It's International Stammering Awareness Day, so we asked educational consultant Sue Cottrell – the author of Can I Tell You About Stammering? – for her advice on helping stammerers in school.
Speaking is central to learning. It enables students to clarify and develop their understanding and reveals any misconceptions or gaps in their knowledge. So stammering can be a serious barrier to education. The British Stammering Association estimates that there is likely to be at least one stammerer in every school, but few teachers receive training on the condition or know how best to support learners who suffer from it. Here are some tips to help:
Get clued up Understanding how the stammerer feels is an important step to helping support them; why not use an assembly to raise awareness of the condition and tackle some of the myths that surround it. Explore the story of a child who stammers and discuss the challenges his stammer places on his daily life.
Be patient The more anxious a stammerer feels, the more likely they are to stammer. It’s important to allow the child additional time to think about what they want to say before they attempt to say it. Managing this is easier said than done, as some people find it hard not to interrupt stammerers. Others may try to help by finishing off the pupil's sentence, without realising that they are unlikely to say what the stammerer intended therefore forcing them to start all over again.
Show you are listening We all like to feel that we are being listened to, but this is of even greater importance to people who stammer. Strategies such as maintaining normal eye contact help to show that we are listening, as does a focus on what they are saying, rather than how they are saying it. This again calls for sensitive classroom management, as some learners may feel embarrassed or uncomfortable when watching a stammerer struggle.
Encouragement is key Try to encourage the stammerer to speak in different situations, but meet with the pupil (and perhaps with their parents) first to discuss which particular situations might work best for them. This will help you learn how best to handle everyday routines, such as taking the register and asking questions. They may, for example, prefer to go first when reading aloud, or perhaps read aloud with someone else. All stammers are different, but it’s better for a stammerer to have a go at speaking than not to speak at all.

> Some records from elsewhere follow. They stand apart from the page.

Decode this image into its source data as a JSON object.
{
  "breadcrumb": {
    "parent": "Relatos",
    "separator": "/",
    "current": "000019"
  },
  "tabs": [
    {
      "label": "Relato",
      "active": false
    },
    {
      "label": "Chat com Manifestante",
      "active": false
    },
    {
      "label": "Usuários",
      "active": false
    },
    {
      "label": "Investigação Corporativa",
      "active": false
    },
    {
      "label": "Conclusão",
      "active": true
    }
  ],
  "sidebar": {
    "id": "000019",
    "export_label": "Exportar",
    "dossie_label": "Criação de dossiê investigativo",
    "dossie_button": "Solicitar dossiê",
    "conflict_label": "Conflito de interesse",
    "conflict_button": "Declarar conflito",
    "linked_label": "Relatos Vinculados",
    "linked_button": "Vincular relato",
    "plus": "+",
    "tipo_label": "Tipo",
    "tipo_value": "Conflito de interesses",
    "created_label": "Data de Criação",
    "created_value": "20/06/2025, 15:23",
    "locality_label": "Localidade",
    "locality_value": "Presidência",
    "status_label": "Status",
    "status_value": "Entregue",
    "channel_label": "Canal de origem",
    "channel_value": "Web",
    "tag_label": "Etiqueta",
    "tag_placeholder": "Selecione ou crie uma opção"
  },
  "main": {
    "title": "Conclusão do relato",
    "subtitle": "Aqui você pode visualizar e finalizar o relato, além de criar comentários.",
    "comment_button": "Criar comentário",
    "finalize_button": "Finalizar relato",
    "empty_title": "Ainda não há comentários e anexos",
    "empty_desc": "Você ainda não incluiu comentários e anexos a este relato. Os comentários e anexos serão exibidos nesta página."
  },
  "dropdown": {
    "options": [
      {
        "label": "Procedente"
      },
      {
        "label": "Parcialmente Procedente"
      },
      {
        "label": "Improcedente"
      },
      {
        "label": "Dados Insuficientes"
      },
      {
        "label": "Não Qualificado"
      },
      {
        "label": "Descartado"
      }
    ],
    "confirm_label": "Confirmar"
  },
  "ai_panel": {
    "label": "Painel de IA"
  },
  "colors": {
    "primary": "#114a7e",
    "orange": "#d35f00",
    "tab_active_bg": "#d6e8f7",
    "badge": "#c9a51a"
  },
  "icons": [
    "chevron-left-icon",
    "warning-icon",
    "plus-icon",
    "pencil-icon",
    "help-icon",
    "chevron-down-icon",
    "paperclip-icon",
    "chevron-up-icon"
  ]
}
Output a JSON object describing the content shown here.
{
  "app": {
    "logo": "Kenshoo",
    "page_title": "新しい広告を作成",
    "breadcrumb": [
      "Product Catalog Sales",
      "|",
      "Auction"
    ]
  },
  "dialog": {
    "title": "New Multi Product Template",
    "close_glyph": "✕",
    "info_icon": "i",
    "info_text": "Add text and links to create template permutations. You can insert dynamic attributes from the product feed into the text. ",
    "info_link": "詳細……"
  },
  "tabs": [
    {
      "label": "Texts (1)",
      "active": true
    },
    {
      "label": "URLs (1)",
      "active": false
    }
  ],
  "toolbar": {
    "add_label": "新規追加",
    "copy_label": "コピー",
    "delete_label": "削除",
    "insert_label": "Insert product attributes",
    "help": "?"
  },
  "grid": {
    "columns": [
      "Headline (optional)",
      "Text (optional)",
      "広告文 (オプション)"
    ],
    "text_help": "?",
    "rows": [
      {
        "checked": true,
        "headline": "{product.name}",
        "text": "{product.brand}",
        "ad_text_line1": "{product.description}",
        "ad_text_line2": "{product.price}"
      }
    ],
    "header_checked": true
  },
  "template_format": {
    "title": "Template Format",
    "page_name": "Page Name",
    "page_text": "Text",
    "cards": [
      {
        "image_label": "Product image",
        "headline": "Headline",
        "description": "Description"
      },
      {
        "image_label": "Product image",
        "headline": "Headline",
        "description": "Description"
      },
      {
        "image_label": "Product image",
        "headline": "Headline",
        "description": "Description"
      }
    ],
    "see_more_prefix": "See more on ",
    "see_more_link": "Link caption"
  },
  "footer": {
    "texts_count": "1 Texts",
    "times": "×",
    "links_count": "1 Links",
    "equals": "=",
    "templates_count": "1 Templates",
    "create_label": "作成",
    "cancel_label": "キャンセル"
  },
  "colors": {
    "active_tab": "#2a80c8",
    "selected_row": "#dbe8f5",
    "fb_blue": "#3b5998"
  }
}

You can download free lesson plans, activities and teaching ideas to support your teaching of pupils who stammer.